◆ About this task: From the data that follows, report how many lines hold the string "Base", giving only the number.

[Excerpts from an interface dataset]
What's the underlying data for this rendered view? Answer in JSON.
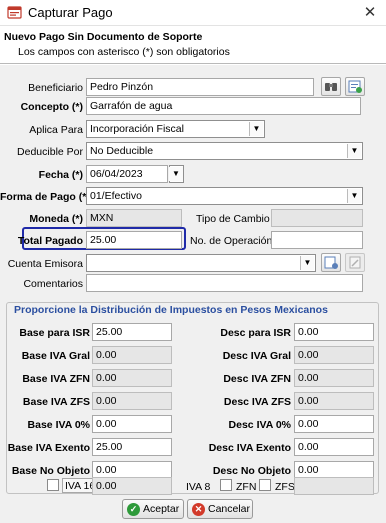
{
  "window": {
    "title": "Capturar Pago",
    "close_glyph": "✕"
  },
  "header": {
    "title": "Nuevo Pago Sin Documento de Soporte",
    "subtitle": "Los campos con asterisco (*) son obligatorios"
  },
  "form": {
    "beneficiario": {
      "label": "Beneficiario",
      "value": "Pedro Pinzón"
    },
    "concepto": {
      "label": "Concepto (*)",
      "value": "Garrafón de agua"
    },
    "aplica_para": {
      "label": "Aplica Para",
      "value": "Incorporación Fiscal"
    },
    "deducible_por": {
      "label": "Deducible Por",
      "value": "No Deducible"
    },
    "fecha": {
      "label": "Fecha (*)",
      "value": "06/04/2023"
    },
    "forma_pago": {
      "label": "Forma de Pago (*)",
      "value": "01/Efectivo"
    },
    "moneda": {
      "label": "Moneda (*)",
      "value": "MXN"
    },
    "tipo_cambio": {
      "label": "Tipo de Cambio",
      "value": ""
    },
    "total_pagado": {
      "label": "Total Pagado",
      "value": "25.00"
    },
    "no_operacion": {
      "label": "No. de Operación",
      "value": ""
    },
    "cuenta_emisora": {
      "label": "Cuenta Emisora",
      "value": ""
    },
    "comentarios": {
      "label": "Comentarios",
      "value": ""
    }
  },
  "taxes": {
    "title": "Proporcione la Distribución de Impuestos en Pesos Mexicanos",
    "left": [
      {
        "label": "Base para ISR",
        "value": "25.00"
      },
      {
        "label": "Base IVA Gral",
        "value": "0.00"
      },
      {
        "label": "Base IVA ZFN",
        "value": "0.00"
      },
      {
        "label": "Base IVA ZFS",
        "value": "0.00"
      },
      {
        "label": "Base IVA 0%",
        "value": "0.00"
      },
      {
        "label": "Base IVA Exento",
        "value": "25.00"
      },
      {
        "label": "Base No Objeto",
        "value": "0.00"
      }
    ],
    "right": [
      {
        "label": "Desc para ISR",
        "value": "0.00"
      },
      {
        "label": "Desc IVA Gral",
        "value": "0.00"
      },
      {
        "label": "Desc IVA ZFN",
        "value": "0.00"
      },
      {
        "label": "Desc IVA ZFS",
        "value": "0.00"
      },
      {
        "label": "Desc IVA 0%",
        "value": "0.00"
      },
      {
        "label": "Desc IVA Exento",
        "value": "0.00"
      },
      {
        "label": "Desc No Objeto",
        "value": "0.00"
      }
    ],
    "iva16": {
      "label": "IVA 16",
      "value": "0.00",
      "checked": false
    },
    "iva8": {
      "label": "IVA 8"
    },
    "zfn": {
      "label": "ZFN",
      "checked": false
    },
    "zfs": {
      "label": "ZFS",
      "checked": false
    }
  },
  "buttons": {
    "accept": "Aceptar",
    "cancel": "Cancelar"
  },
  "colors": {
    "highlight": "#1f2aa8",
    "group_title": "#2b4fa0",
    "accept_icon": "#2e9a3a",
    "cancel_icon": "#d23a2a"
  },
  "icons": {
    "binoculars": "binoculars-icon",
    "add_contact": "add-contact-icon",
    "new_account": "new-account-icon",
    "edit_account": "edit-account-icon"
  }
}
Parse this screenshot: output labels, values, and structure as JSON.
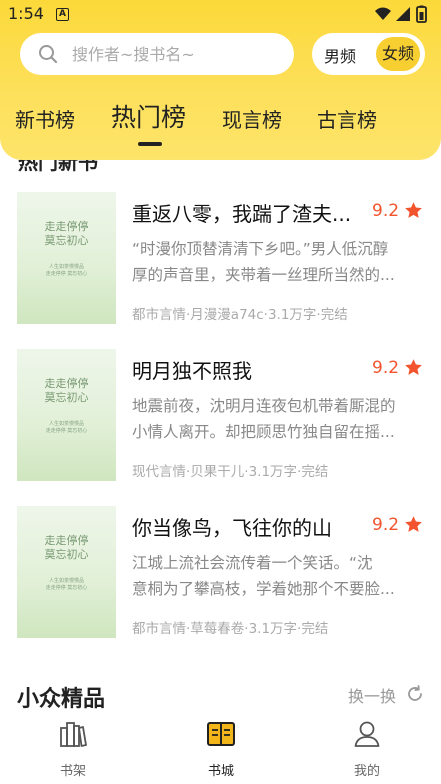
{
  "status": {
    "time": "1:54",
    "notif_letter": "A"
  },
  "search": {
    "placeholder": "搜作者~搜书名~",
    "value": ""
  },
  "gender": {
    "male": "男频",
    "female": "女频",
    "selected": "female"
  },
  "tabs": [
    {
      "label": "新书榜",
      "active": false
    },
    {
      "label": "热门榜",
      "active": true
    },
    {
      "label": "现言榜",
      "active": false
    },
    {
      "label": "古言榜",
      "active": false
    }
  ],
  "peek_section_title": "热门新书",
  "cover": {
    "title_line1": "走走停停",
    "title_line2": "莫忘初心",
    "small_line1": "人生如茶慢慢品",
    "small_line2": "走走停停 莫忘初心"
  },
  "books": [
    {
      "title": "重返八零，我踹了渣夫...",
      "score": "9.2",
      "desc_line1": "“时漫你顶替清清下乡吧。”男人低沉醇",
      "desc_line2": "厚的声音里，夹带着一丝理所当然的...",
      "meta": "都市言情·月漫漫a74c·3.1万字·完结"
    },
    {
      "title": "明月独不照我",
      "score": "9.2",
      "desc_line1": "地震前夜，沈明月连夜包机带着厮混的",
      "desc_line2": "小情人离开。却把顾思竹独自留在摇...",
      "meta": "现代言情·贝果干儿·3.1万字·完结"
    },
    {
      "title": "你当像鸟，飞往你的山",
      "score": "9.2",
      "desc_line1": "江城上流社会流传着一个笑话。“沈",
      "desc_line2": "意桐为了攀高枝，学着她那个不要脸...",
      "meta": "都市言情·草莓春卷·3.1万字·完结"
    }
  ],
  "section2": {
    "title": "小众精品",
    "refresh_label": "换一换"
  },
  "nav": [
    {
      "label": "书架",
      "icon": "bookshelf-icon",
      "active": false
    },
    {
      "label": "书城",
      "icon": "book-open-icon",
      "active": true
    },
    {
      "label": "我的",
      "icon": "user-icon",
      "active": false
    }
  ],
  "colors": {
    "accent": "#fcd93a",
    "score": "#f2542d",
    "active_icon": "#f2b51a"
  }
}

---

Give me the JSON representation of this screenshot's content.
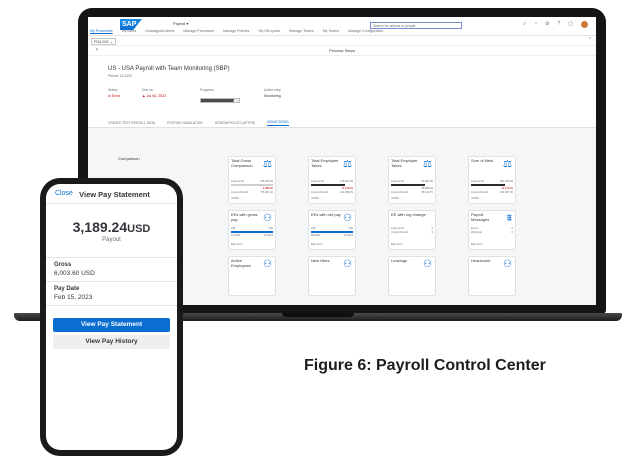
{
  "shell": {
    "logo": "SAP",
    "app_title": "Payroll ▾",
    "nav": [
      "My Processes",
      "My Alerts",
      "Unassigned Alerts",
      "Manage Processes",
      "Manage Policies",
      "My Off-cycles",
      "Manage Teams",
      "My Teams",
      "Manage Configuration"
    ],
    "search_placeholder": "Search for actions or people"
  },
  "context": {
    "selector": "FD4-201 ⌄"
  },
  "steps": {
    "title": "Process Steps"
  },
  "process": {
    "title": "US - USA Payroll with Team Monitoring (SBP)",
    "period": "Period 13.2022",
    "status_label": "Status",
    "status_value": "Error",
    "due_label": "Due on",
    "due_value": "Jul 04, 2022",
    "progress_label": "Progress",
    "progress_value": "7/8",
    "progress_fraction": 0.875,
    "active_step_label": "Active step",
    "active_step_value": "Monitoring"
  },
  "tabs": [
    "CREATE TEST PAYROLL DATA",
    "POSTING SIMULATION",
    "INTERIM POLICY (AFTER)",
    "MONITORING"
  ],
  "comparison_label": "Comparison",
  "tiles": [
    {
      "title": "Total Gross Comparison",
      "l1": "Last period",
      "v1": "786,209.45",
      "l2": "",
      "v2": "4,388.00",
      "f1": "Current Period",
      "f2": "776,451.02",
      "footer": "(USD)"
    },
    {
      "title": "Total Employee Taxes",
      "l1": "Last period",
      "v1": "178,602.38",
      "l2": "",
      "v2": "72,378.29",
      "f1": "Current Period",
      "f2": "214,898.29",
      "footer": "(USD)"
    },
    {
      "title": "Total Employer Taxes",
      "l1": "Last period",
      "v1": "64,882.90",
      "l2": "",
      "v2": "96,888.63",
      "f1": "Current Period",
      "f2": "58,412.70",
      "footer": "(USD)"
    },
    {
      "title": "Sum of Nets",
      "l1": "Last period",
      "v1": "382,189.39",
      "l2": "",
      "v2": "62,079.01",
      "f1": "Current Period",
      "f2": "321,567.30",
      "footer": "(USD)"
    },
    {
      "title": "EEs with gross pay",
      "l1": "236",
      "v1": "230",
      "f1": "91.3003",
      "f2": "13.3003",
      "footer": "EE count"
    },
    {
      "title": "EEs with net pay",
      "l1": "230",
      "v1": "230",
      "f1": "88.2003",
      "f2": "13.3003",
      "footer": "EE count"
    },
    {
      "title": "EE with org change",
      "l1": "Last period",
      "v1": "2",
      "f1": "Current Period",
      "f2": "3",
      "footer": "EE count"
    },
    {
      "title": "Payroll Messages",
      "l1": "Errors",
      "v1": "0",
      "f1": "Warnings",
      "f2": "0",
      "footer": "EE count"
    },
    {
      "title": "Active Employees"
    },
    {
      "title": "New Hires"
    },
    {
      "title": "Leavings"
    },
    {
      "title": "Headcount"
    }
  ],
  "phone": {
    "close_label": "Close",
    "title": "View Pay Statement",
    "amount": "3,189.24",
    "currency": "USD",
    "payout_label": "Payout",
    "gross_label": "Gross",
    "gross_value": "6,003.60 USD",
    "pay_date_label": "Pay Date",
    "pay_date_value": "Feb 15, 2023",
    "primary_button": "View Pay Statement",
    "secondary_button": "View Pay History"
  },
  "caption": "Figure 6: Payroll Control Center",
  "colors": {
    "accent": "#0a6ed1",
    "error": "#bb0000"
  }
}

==

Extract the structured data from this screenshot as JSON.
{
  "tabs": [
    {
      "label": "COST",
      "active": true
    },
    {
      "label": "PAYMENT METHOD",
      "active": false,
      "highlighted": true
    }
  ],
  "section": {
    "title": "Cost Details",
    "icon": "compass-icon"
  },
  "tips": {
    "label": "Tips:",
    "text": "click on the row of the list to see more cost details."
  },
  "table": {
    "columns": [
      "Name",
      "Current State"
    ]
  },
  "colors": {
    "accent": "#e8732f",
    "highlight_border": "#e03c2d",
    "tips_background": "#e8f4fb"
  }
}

◆ Solution for this problem: 7